Having worked in Recruitment and Human Resources for over a decade, I’ve always been part of a team that was majority female. The constant exposure to fellow colleagues going on maternity leave wasn’t new to me. And certainly, it wasn’t challenging to the success of the business as far as I was concerned. So, when my colleagues would come back on reduced days or hours, it was something that was normal. Even expected.
Some minor changes with duties needed to be reallocated but nothing that was a major inconvenience. It worked for the business and everyone quickly adapted.
When I first started my coaching business on the side, my manager was fantastic and initiated the conversation around flexible working. They were offering me the option of working part-time so I could spend time setting up my ‘side-hustle’. And although I didn’t take them up on their offer, it did make me feel valued and that I counted for something.
During my time in recruitment, I found it interesting most positions were almost always advertised as ‘full-time’. Now, this is starting to change with employers realising potential employee expectations are changing.
However, it always seemed as if the ‘part-time’ option needed to be suggested rather than expected. The standard reply from many managers would often be “you need to work here a couple of months before we can consider that”. Therefore reinforcing the mentality that you need to prove your worth before you can make demands.
But working flexibly isn’t a demand. It’s part of life.

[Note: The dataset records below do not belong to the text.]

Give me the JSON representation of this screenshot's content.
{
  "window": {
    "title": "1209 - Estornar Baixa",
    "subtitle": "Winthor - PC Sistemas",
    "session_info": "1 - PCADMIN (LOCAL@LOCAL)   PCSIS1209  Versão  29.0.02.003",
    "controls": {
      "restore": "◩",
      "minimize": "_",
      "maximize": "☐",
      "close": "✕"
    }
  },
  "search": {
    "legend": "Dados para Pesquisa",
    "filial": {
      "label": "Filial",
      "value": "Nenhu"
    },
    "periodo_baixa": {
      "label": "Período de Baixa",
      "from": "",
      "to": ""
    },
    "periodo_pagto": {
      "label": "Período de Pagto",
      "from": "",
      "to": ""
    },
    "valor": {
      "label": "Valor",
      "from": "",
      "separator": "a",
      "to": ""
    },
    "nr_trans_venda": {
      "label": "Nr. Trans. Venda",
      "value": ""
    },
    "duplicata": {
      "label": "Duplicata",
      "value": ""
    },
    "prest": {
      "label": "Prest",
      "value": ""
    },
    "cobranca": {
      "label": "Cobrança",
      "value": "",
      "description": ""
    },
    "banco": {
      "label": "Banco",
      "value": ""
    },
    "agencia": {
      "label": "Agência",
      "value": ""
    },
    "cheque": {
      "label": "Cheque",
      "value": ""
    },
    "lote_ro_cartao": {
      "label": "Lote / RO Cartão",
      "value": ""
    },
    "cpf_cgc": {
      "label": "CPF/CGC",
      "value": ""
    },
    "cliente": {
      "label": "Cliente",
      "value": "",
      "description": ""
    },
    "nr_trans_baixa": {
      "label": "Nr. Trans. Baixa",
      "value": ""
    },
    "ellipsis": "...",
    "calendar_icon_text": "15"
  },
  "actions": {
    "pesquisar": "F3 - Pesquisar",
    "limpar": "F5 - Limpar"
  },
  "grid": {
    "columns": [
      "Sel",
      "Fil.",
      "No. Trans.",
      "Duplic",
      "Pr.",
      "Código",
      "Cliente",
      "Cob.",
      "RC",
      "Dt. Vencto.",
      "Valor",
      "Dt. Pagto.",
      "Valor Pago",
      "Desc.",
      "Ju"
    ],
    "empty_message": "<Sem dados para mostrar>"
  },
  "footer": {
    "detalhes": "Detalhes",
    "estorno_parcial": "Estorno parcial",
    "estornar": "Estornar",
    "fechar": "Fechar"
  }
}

Generally, employers don’t expect a return to work parent to come back full-time, so why is there an expectation of other employees needing to do their jobs full-time? There should not be one.
Along with parenting, there’s a rise in people working a side business, also known as ‘side-hustle’. There are people who want to pursue their passions, there are people who want time to travel and so on.
There have definitely been changes towards workplace flexibility over the recent years, and it is taking shape thanks to large and small businesses and platforms like FlexCareers. I strongly believe this.
However, there’s still a mentality among many leaders that strongly believe everyone must work the Monday to Friday, 9am to 5pm in the office to be effective and productive.
For flexible working to become the norm rather than the exception, the mentality needs to be changed from the top-level down. That’s the only way it will become more widely accepted at a fast rate the world needs.
From humble beginnings as a Factory Worker, overworked and lacking real direction, Thai has now managed to take control of his life’s path and found a career that is the best fit for him. He is now proud to be a successful business owner of Careerists, a Career Coach and public speaker. With 10 years corporate recruitment experience, he has learnt to take the recruitment blueprint and break it down into its core structure. Providing deep insights on how and why you are marked and judged throughout the recruitment process. Explaining how the decision is made to hire an employee from the recruiters perspective.
Having interviewed over 10,000 people in his career and providing operational and strategic recruitment expertise across industries such as Finance, IT, Telecommunications, Government, Utilities, Education and Mining, Thai’s coaching has helped individuals gain employment in corporate companies by providing clarity on career paths as well as arming them with insider-recruitment techniques to succeed.
You can connect with Thai for a FREE 30min chemistry session to discuss your coaching needs here.